*** Block opens ***
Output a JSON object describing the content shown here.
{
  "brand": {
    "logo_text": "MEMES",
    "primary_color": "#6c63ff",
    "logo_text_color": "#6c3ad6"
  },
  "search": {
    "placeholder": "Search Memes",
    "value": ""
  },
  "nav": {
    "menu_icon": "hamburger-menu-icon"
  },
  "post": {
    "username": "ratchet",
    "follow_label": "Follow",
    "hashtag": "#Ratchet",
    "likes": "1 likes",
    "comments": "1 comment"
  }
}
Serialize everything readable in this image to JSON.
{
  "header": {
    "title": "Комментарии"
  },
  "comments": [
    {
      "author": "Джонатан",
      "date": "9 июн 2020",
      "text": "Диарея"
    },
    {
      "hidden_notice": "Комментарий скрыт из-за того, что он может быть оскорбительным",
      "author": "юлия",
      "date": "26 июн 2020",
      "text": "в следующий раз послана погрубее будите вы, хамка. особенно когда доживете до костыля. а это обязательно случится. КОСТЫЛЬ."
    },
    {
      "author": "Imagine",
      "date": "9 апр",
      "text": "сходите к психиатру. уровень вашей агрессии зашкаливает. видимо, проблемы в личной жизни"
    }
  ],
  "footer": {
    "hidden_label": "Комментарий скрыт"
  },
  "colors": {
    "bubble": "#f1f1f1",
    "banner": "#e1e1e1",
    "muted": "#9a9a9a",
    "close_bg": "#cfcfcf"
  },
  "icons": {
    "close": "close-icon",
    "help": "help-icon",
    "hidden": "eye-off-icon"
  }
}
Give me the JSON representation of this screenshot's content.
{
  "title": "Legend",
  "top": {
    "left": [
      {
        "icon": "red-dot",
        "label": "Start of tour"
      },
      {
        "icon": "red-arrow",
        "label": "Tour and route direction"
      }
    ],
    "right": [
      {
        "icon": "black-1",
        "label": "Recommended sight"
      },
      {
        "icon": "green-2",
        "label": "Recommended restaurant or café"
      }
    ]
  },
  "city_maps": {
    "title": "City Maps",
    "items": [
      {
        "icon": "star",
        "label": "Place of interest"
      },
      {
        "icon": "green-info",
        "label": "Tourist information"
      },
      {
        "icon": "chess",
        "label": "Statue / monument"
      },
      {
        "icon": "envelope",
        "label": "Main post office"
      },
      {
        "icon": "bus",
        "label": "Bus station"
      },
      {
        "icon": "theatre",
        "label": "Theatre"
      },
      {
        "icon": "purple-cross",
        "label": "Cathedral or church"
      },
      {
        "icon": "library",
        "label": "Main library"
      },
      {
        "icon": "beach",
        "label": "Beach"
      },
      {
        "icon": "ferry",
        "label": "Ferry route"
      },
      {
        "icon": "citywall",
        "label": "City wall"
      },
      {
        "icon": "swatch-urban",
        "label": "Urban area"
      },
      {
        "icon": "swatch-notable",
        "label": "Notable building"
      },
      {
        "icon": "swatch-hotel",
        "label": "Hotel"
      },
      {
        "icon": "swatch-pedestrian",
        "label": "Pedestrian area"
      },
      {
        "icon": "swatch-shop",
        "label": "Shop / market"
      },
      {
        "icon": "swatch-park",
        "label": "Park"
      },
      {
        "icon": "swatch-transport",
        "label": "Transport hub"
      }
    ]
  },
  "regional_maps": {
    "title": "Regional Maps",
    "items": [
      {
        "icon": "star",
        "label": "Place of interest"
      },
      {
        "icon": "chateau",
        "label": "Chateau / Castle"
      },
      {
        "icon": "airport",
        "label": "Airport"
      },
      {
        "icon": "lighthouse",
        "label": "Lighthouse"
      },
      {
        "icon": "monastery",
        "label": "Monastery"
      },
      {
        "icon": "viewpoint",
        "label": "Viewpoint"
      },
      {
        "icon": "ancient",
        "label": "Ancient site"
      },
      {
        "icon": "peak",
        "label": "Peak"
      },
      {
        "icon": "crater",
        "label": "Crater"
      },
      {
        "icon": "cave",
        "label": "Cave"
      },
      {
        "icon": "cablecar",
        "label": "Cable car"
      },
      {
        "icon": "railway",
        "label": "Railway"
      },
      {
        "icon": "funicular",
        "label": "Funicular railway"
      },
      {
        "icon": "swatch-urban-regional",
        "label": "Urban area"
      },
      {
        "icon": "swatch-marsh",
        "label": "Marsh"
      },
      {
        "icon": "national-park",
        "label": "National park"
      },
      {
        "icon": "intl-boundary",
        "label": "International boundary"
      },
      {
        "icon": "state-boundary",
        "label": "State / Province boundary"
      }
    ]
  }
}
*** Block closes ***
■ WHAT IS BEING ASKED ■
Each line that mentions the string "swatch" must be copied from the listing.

■ ANSWER SPACE ■
        "icon": "swatch-urban",
        "icon": "swatch-notable",
        "icon": "swatch-hotel",
        "icon": "swatch-pedestrian",
        "icon": "swatch-shop",
        "icon": "swatch-park",
        "icon": "swatch-transport",
        "icon": "swatch-urban-regional",
        "icon": "swatch-marsh",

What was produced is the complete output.